Website and app data records:
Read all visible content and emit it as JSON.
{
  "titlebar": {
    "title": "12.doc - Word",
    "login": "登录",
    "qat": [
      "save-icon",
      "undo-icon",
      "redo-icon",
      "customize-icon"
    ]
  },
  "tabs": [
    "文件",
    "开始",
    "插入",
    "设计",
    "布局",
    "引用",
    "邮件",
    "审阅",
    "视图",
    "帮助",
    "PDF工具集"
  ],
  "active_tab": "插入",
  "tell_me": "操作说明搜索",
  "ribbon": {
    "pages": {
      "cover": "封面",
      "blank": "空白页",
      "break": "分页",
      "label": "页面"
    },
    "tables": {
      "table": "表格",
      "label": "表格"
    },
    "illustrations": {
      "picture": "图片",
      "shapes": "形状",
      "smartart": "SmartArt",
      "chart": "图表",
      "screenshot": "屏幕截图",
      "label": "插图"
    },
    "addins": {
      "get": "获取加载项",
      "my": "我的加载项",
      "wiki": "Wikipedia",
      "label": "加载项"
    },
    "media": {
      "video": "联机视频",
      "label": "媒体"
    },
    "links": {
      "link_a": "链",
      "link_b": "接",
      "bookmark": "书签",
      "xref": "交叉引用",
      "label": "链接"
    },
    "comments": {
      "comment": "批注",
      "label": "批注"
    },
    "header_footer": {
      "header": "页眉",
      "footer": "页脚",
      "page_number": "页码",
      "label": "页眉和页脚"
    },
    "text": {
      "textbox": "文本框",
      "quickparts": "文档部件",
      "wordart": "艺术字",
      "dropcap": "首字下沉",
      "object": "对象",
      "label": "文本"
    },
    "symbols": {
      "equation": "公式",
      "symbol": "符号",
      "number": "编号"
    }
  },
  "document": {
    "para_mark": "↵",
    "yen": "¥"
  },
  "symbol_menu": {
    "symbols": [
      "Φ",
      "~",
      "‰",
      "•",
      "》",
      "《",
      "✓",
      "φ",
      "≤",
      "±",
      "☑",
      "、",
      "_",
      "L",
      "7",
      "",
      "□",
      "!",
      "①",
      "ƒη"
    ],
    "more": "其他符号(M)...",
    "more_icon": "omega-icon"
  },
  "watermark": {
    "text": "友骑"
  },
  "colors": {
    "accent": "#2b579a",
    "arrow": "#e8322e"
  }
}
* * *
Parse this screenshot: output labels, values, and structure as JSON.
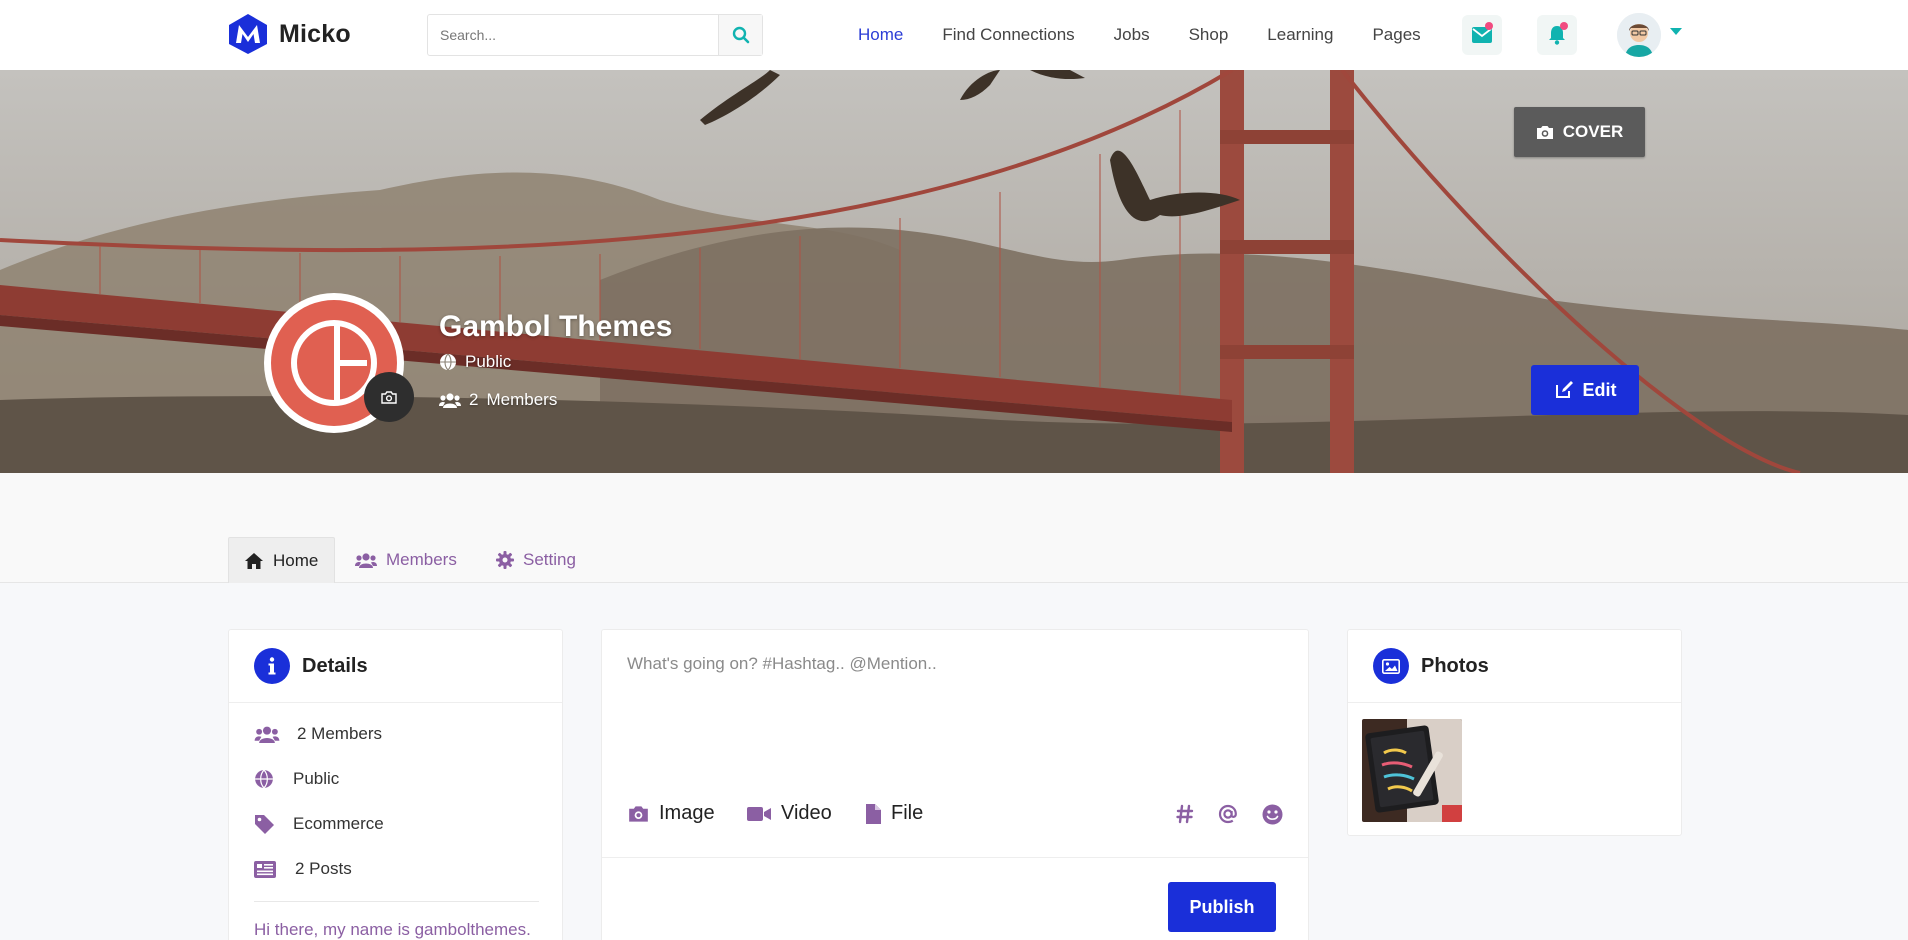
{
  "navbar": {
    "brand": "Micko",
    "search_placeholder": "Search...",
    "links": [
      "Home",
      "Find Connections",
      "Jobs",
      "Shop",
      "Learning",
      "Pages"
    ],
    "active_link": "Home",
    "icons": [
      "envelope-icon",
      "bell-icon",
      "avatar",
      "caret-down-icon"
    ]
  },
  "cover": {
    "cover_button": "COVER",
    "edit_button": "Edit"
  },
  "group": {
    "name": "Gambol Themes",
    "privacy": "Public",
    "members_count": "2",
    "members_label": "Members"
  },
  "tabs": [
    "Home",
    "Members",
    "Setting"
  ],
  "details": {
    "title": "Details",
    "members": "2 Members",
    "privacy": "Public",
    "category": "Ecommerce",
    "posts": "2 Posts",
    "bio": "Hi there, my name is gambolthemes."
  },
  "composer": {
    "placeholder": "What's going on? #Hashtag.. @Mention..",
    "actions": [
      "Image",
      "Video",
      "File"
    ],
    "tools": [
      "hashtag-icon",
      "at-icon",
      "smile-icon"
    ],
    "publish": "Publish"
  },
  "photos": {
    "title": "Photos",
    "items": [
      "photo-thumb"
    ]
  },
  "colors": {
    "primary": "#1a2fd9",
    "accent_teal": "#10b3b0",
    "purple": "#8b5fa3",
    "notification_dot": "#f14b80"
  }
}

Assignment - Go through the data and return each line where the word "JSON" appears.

Result of the exercise -
Read all visible content and emit it as JSON.
Parse this screenshot: output labels, values, and structure as JSON.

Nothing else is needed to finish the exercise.